* Exercise objective: Only lines containing the word "correctResponse" are needed; pull them out of the material.

* Available records:

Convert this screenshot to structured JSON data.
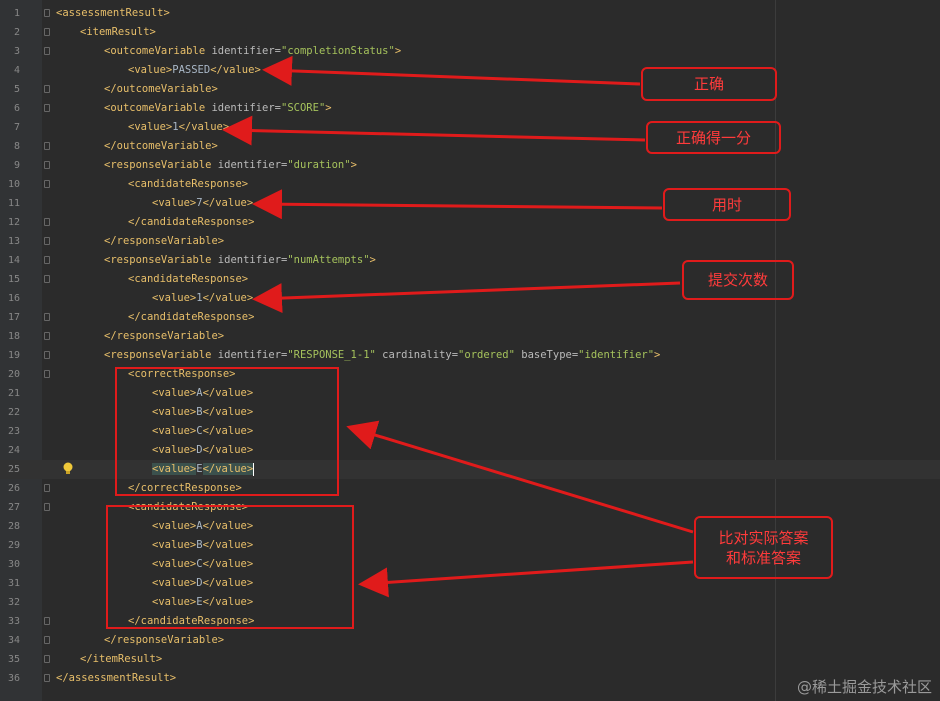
{
  "editor": {
    "lines": [
      {
        "n": "1",
        "tag": "<assessmentResult>"
      },
      {
        "n": "2",
        "tag": "<itemResult>"
      },
      {
        "n": "3",
        "tag": "<outcomeVariable ",
        "attr": "identifier=",
        "val": "\"completionStatus\"",
        "end": ">"
      },
      {
        "n": "4",
        "tag": "<value>",
        "text": "PASSED",
        "end": "</value>"
      },
      {
        "n": "5",
        "tag": "</outcomeVariable>"
      },
      {
        "n": "6",
        "tag": "<outcomeVariable ",
        "attr": "identifier=",
        "val": "\"SCORE\"",
        "end": ">"
      },
      {
        "n": "7",
        "tag": "<value>",
        "text": "1",
        "end": "</value>"
      },
      {
        "n": "8",
        "tag": "</outcomeVariable>"
      },
      {
        "n": "9",
        "tag": "<responseVariable ",
        "attr": "identifier=",
        "val": "\"duration\"",
        "end": ">"
      },
      {
        "n": "10",
        "tag": "<candidateResponse>"
      },
      {
        "n": "11",
        "tag": "<value>",
        "text": "7",
        "end": "</value>"
      },
      {
        "n": "12",
        "tag": "</candidateResponse>"
      },
      {
        "n": "13",
        "tag": "</responseVariable>"
      },
      {
        "n": "14",
        "tag": "<responseVariable ",
        "attr": "identifier=",
        "val": "\"numAttempts\"",
        "end": ">"
      },
      {
        "n": "15",
        "tag": "<candidateResponse>"
      },
      {
        "n": "16",
        "tag": "<value>",
        "text": "1",
        "end": "</value>"
      },
      {
        "n": "17",
        "tag": "</candidateResponse>"
      },
      {
        "n": "18",
        "tag": "</responseVariable>"
      },
      {
        "n": "19",
        "tag": "<responseVariable ",
        "attr": "identifier=",
        "val": "\"RESPONSE_1-1\"",
        "attr2": " cardinality=",
        "val2": "\"ordered\"",
        "attr3": " baseType=",
        "val3": "\"identifier\"",
        "end": ">"
      },
      {
        "n": "20",
        "tag": "<correctResponse>"
      },
      {
        "n": "21",
        "tag": "<value>",
        "text": "A",
        "end": "</value>"
      },
      {
        "n": "22",
        "tag": "<value>",
        "text": "B",
        "end": "</value>"
      },
      {
        "n": "23",
        "tag": "<value>",
        "text": "C",
        "end": "</value>"
      },
      {
        "n": "24",
        "tag": "<value>",
        "text": "D",
        "end": "</value>"
      },
      {
        "n": "25",
        "tag": "<value>",
        "text": "E",
        "end": "</value>"
      },
      {
        "n": "26",
        "tag": "</correctResponse>"
      },
      {
        "n": "27",
        "tag": "<candidateResponse>"
      },
      {
        "n": "28",
        "tag": "<value>",
        "text": "A",
        "end": "</value>"
      },
      {
        "n": "29",
        "tag": "<value>",
        "text": "B",
        "end": "</value>"
      },
      {
        "n": "30",
        "tag": "<value>",
        "text": "C",
        "end": "</value>"
      },
      {
        "n": "31",
        "tag": "<value>",
        "text": "D",
        "end": "</value>"
      },
      {
        "n": "32",
        "tag": "<value>",
        "text": "E",
        "end": "</value>"
      },
      {
        "n": "33",
        "tag": "</candidateResponse>"
      },
      {
        "n": "34",
        "tag": "</responseVariable>"
      },
      {
        "n": "35",
        "tag": "</itemResult>"
      },
      {
        "n": "36",
        "tag": "</assessmentResult>"
      }
    ],
    "colors": {
      "tag": "#e8bf6a",
      "attr": "#bababa",
      "value": "#a5c25c",
      "text": "#a9b7c6",
      "background": "#2b2b2b"
    },
    "lightbulb_icon": "lightbulb-icon"
  },
  "annotations": {
    "correct": "正确",
    "score": "正确得一分",
    "duration": "用时",
    "attempts": "提交次数",
    "compare_line1": "比对实际答案",
    "compare_line2": "和标准答案",
    "color": "#e01b1b"
  },
  "watermark": "@稀土掘金技术社区"
}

* Task output:
        "tag": "<correctResponse>"
        "tag": "</correctResponse>"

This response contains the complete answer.